In the listing below, find each line that holds the string "label" and copy it.
□ □ □
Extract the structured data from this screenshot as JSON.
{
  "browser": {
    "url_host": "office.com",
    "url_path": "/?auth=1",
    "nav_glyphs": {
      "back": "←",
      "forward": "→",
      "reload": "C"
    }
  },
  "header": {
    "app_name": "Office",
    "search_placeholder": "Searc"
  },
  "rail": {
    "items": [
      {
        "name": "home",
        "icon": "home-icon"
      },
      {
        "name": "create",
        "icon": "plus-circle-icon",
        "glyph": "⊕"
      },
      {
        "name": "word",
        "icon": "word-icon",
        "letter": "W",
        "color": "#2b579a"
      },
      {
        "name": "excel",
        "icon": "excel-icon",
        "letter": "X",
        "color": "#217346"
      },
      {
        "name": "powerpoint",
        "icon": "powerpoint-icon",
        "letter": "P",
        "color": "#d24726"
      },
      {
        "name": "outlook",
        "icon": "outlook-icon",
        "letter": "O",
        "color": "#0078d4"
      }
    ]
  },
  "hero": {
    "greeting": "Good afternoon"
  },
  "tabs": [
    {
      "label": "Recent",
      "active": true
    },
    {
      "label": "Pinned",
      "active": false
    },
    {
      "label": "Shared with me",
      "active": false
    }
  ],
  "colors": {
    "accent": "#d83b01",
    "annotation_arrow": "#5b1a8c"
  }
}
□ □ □
**Result of this task**
      "label": "Recent",
      "label": "Pinned",
      "label": "Shared with me",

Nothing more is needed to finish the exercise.